*What to do:*
Whenever a line of the listing contains the string "from", return that line.

*Working data:*

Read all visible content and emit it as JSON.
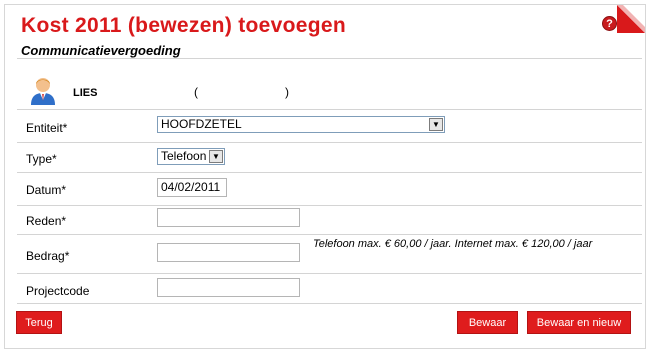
{
  "header": {
    "title": "Kost 2011 (bewezen) toevoegen",
    "subtitle": "Communicatievergoeding",
    "help_icon": "help-icon"
  },
  "user": {
    "avatar_icon": "user-avatar-icon",
    "name": "LIES",
    "open_paren": "(",
    "close_paren": ")"
  },
  "form": {
    "entiteit": {
      "label": "Entiteit*",
      "value": "HOOFDZETEL"
    },
    "type": {
      "label": "Type*",
      "value": "Telefoon"
    },
    "datum": {
      "label": "Datum*",
      "value": "04/02/2011"
    },
    "reden": {
      "label": "Reden*",
      "value": ""
    },
    "bedrag": {
      "label": "Bedrag*",
      "value": "",
      "hint": "Telefoon max. € 60,00 / jaar. Internet max. € 120,00 / jaar"
    },
    "projectcode": {
      "label": "Projectcode",
      "value": ""
    }
  },
  "buttons": {
    "back": "Terug",
    "save": "Bewaar",
    "save_new": "Bewaar en nieuw"
  },
  "colors": {
    "accent": "#d9191b",
    "button": "#df1c1d"
  }
}
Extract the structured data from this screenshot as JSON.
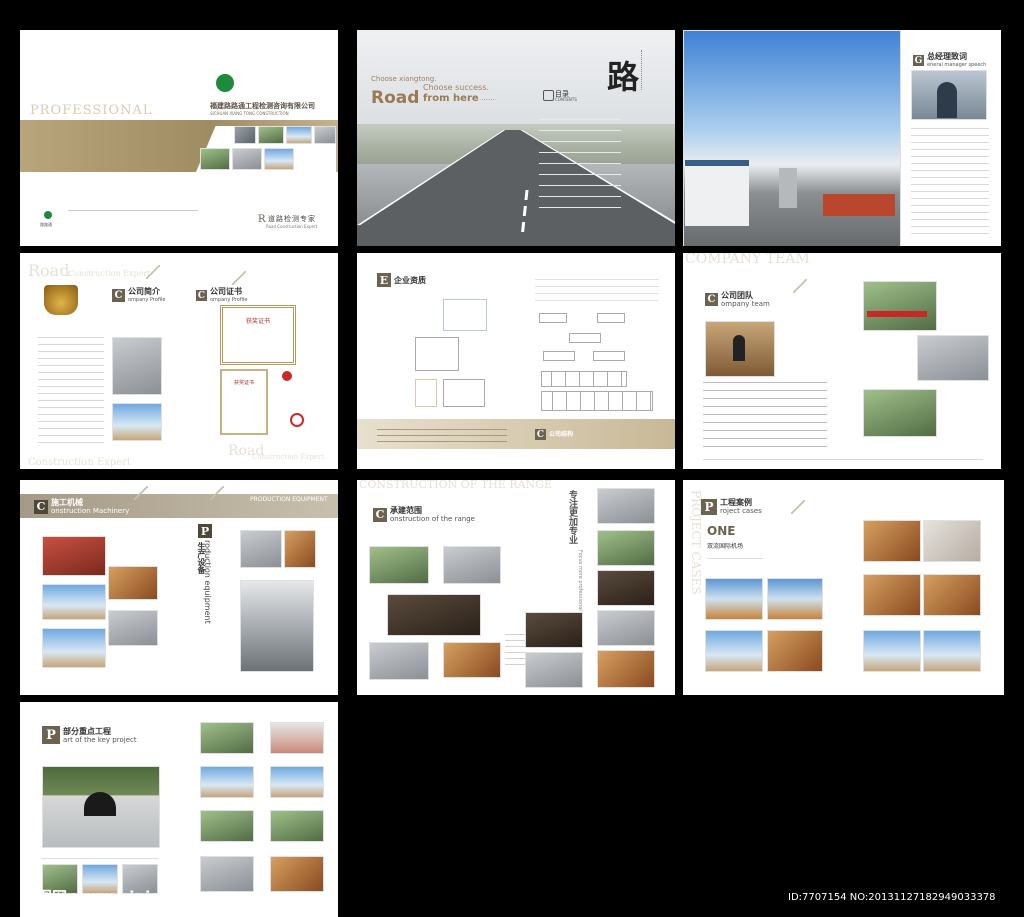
{
  "cover": {
    "company_cn": "福建路路通工程检测咨询有限公司",
    "company_en": "SICHUAN XIANG TONG CONSTRUCTION",
    "band_text": "PROFESSIONAL",
    "brand_small": "路路通",
    "slogan_cn": "道路检测专家",
    "slogan_en": "Road Construction Expert"
  },
  "road": {
    "line1": "Choose xiangtong.",
    "line2": "Choose success.",
    "big": "Road",
    "big2": "from here",
    "dots": "……",
    "calligraphy": "路",
    "toc_cn": "目录",
    "toc_en": "CONTENTS"
  },
  "gm": {
    "title_cn": "总经理致词",
    "title_en": "eneral manager speech",
    "letter": "G"
  },
  "profile": {
    "ghost1": "Road",
    "ghost1b": "Construction Expert",
    "letter": "C",
    "title_cn": "公司简介",
    "title_en": "ompany Profile",
    "cert_cn": "公司证书",
    "cert_en": "ompany Profile",
    "cert1": "获奖证书",
    "cert2": "获奖证书",
    "ghost2": "Construction Expert",
    "ghost3": "Road",
    "ghost3b": "Construction Expert"
  },
  "enterprise": {
    "letter": "E",
    "title_cn": "企业资质",
    "org_cn": "公司结构",
    "org_letter": "C"
  },
  "team": {
    "ghost": "COMPANY TEAM",
    "letter": "C",
    "title_cn": "公司团队",
    "title_en": "ompany team"
  },
  "machinery": {
    "letter": "C",
    "title_cn": "施工机械",
    "title_en": "onstruction Machinery",
    "band": "PRODUCTION EQUIPMENT",
    "prod_letter": "P",
    "prod_cn": "生产设备",
    "prod_en": "roduction equipment"
  },
  "range": {
    "ghost": "CONSTRUCTION OF THE RANGE",
    "letter": "C",
    "title_cn": "承建范围",
    "title_en": "onstruction of the range",
    "vertical_cn": "专注更加专业",
    "vertical_en": "Focus more professional"
  },
  "cases": {
    "letter": "P",
    "title_cn": "工程案例",
    "title_en": "roject cases",
    "ghost": "PROJECT CASES",
    "one": "ONE",
    "sub": "双流国际机场"
  },
  "key": {
    "letter": "P",
    "title_cn": "部分重点工程",
    "title_en": "art of the key project"
  },
  "watermark": {
    "left": "昵图网 www.nipic.com",
    "right": "ID:7707154 NO:20131127182949033378"
  }
}
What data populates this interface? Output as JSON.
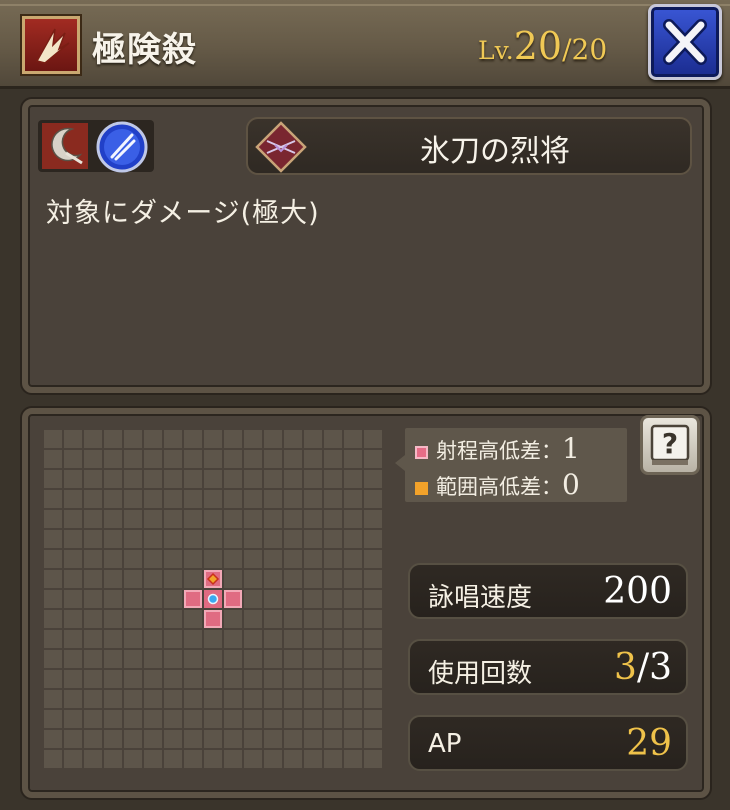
{
  "header": {
    "skill_icon": "claw-slash-icon",
    "title": "極険殺",
    "level_label": "Lv.",
    "level_current": "20",
    "level_max": "/20",
    "close_icon": "close-x-icon"
  },
  "skill_info": {
    "element_icon": "dark-crescent-icon",
    "type_icon": "blue-slash-orb-icon",
    "job_icon": "crossed-blades-emblem-icon",
    "job_name": "氷刀の烈将",
    "description": "対象にダメージ(極大)"
  },
  "range": {
    "grid_size": 17,
    "range_height_label": "射程高低差：",
    "range_height_value": "1",
    "area_height_label": "範囲高低差：",
    "area_height_value": "0",
    "help_icon": "question-book-icon"
  },
  "stats": {
    "cast_speed_label": "詠唱速度",
    "cast_speed_value": "200",
    "uses_label": "使用回数",
    "uses_current": "3",
    "uses_max": "/3",
    "ap_label": "AP",
    "ap_value": "29"
  },
  "colors": {
    "level_gold": "#f0c955",
    "target_pink": "#e06b82",
    "area_orange": "#f2a22a",
    "close_blue": "#2b45c4"
  }
}
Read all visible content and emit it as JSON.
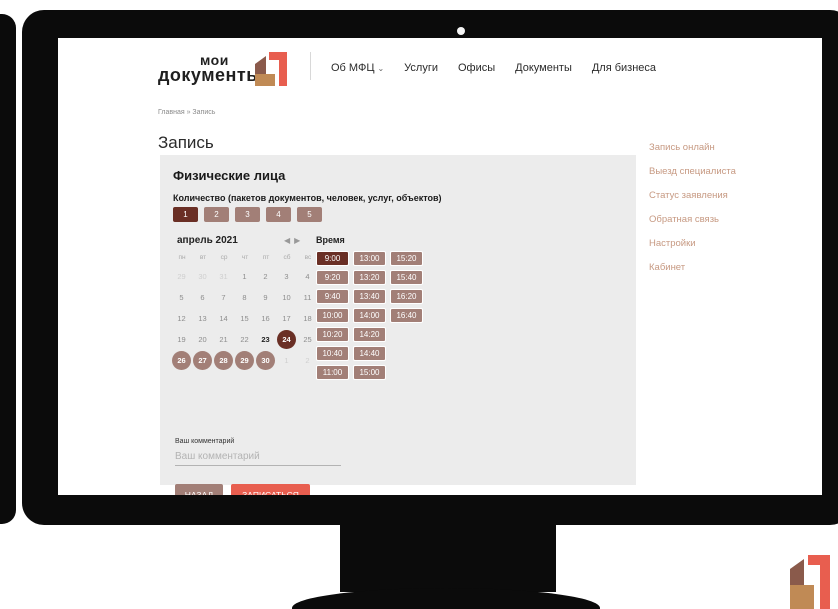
{
  "brand": {
    "logo_top": "мои",
    "logo_bottom": "документы",
    "accent": "#e85e4f",
    "dark_accent": "#6a2f25",
    "muted_accent": "#a27f77"
  },
  "nav": {
    "items": [
      {
        "label": "Об МФЦ",
        "has_caret": true
      },
      {
        "label": "Услуги"
      },
      {
        "label": "Офисы"
      },
      {
        "label": "Документы"
      },
      {
        "label": "Для бизнеса"
      }
    ]
  },
  "breadcrumb": "Главная » Запись",
  "page_title": "Запись",
  "side_menu": [
    "Запись онлайн",
    "Выезд специалиста",
    "Статус заявления",
    "Обратная связь",
    "Настройки",
    "Кабинет"
  ],
  "form": {
    "title": "Физические лица",
    "quantity_label": "Количество (пакетов документов, человек, услуг, объектов)",
    "quantity_options": [
      "1",
      "2",
      "3",
      "4",
      "5"
    ],
    "quantity_selected": "1",
    "calendar": {
      "month": "апрель 2021",
      "weekdays": [
        "пн",
        "вт",
        "ср",
        "чт",
        "пт",
        "сб",
        "вс"
      ],
      "days": [
        {
          "d": "29",
          "state": "muted"
        },
        {
          "d": "30",
          "state": "muted"
        },
        {
          "d": "31",
          "state": "muted"
        },
        {
          "d": "1",
          "state": "normal"
        },
        {
          "d": "2",
          "state": "normal"
        },
        {
          "d": "3",
          "state": "normal"
        },
        {
          "d": "4",
          "state": "normal"
        },
        {
          "d": "5",
          "state": "normal"
        },
        {
          "d": "6",
          "state": "normal"
        },
        {
          "d": "7",
          "state": "normal"
        },
        {
          "d": "8",
          "state": "normal"
        },
        {
          "d": "9",
          "state": "normal"
        },
        {
          "d": "10",
          "state": "normal"
        },
        {
          "d": "11",
          "state": "normal"
        },
        {
          "d": "12",
          "state": "normal"
        },
        {
          "d": "13",
          "state": "normal"
        },
        {
          "d": "14",
          "state": "normal"
        },
        {
          "d": "15",
          "state": "normal"
        },
        {
          "d": "16",
          "state": "normal"
        },
        {
          "d": "17",
          "state": "normal"
        },
        {
          "d": "18",
          "state": "normal"
        },
        {
          "d": "19",
          "state": "normal"
        },
        {
          "d": "20",
          "state": "normal"
        },
        {
          "d": "21",
          "state": "normal"
        },
        {
          "d": "22",
          "state": "normal"
        },
        {
          "d": "23",
          "state": "bold"
        },
        {
          "d": "24",
          "state": "selected"
        },
        {
          "d": "25",
          "state": "normal"
        },
        {
          "d": "26",
          "state": "avail"
        },
        {
          "d": "27",
          "state": "avail"
        },
        {
          "d": "28",
          "state": "avail"
        },
        {
          "d": "29",
          "state": "avail"
        },
        {
          "d": "30",
          "state": "avail"
        },
        {
          "d": "1",
          "state": "muted"
        },
        {
          "d": "2",
          "state": "muted"
        }
      ]
    },
    "time_label": "Время",
    "time_slots": [
      [
        "9:00",
        "9:20",
        "9:40",
        "10:00",
        "10:20",
        "10:40",
        "11:00"
      ],
      [
        "13:00",
        "13:20",
        "13:40",
        "14:00",
        "14:20",
        "14:40",
        "15:00"
      ],
      [
        "15:20",
        "15:40",
        "16:20",
        "16:40"
      ]
    ],
    "time_selected": "9:00",
    "comment_label": "Ваш комментарий",
    "comment_placeholder": "Ваш комментарий",
    "back_label": "НАЗАД",
    "submit_label": "ЗАПИСАТЬСЯ"
  }
}
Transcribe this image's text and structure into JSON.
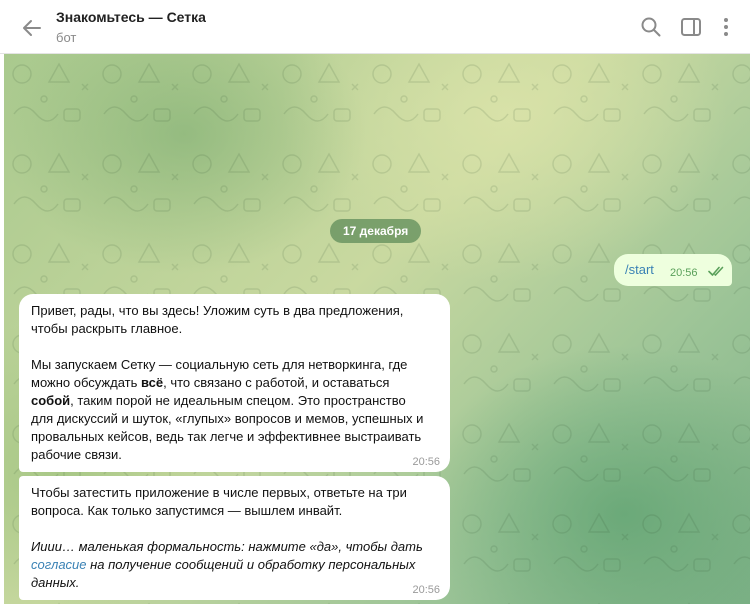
{
  "header": {
    "title": "Знакомьтесь — Сетка",
    "subtitle": "бот"
  },
  "chat": {
    "date_badge": "17 декабря",
    "outgoing": {
      "text": "/start",
      "time": "20:56"
    },
    "message1": {
      "p1_l1": "Привет, рады, что вы здесь! Уложим суть в два предложения,",
      "p1_l2": "чтобы раскрыть главное.",
      "p2_l1": "Мы запускаем Сетку — социальную сеть для нетворкинга, где",
      "p2_l2_a": "можно обсуждать ",
      "p2_l2_b": "всё",
      "p2_l2_c": ", что связано с работой, и оставаться",
      "p2_l3_a": "собой",
      "p2_l3_b": ", таким порой не идеальным спецом. Это пространство",
      "p2_l4": "для дискуссий и шуток, «глупых» вопросов и мемов, успешных и",
      "p2_l5": "провальных кейсов, ведь так легче и эффективнее выстраивать",
      "p2_l6": "рабочие связи.",
      "time": "20:56"
    },
    "message2": {
      "p1_l1": "Чтобы затестить приложение в числе первых, ответьте на три",
      "p1_l2": "вопроса. Как только запустимся — вышлем инвайт.",
      "p2_l1": "Ииии… маленькая формальность: нажмите «да», чтобы дать",
      "p2_l2_link": "согласие",
      "p2_l2_rest": " на получение сообщений и обработку персональных",
      "p2_l3": "данных.",
      "time": "20:56"
    }
  },
  "colors": {
    "accent": "#3a82b5",
    "outgoing_bubble": "#eeffde",
    "check": "#5aa05a"
  },
  "icons": [
    "back-arrow-icon",
    "search-icon",
    "sidebar-toggle-icon",
    "more-vertical-icon",
    "double-check-icon"
  ]
}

*Task response:*
Extract the structured data from this screenshot as JSON.
    "big2": "from here",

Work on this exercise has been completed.